The common misconception is that blunders are just tactical errors. Tactics are involved, and better tactical vision will certainly help reduce the number of these blunders, but studying tactics is treating the symptoms and not the disease. Consider the errors you make in a game. How many of the critical errors (those that change the expected result of the game–win, lose or draw) were immediately obvious to you, and how many required some serious thought or computer assistance? If you had to think about why your move was bad, or why your opponent’s move worked, then the problem is related to some other facet of your game. However, if your error provokes an immediate “Oh No!”, then it wasn’t your tactics that were faulty but your thinking. So… Reprogram your brain – find what is the problem with your blunders.
- shortly after you make your move you suddenly realize it was a blunder, or
- your opponent makes an unexpected move whose strength is immediately obvious, or
- your opponent makes a move that you didn’t consider, but it’s immediately obvious that you should have,
then your thinking process failed you, not your tactics.
So What’s the Solution?
How do I train this skill of near perfect thinking?
Ask yourself before moving – what your opponent can do and whether you can handle his threat. Many of us make a superficial attempt and select a move without going the full line.
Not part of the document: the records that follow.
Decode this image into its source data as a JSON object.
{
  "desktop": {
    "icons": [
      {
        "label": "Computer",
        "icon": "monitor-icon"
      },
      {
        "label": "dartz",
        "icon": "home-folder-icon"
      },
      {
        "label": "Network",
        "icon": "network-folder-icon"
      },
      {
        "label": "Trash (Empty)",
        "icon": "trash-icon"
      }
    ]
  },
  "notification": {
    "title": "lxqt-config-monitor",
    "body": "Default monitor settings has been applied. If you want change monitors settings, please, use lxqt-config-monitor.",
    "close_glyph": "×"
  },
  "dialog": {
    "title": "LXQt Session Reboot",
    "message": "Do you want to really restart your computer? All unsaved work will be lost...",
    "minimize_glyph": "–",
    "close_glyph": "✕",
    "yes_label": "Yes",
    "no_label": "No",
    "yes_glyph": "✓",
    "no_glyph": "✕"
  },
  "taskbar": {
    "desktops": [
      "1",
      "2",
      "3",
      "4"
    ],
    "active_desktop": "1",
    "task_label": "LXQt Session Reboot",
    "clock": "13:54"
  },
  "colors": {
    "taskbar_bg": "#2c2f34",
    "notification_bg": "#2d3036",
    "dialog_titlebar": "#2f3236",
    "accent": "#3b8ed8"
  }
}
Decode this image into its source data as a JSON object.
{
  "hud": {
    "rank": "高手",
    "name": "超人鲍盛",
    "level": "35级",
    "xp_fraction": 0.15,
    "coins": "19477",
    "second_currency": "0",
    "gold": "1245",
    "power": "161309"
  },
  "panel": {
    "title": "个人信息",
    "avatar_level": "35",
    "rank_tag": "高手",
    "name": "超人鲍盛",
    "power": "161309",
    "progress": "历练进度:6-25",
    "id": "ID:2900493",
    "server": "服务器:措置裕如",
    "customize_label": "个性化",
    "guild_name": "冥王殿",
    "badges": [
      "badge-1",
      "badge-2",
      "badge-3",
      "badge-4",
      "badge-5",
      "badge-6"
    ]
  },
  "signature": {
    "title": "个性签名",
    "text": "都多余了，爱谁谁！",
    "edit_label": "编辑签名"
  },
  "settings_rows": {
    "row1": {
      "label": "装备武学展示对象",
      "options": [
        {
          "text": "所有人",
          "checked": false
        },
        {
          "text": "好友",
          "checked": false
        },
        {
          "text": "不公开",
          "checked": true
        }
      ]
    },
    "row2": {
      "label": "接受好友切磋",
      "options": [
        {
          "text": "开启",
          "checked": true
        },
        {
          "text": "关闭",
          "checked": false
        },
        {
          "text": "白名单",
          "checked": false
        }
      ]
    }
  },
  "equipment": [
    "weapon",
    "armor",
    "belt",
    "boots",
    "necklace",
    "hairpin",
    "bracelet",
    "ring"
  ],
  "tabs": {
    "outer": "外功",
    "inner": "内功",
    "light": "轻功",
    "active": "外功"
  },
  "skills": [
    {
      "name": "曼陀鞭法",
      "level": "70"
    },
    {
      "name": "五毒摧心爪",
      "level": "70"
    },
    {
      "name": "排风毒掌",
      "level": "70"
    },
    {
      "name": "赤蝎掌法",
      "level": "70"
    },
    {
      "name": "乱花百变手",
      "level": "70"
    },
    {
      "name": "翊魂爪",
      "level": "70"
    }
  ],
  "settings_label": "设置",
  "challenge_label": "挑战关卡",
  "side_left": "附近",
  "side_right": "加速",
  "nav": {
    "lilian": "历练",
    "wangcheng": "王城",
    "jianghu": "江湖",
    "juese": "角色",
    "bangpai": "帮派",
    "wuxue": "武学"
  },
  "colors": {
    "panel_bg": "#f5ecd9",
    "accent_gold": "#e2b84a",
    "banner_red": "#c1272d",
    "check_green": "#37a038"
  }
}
As an example, consider bowling or basketball. One thing you train is to be able to consistently pull off a certain stroke or a push, such as hitting all 9 balls or putting the ball inside the basket 7-10 feet away from the basket. After practicing again, and again, and again, the “right” way to do it becomes programmed in your “sub-conscious memory” and you can just execute it with least thought.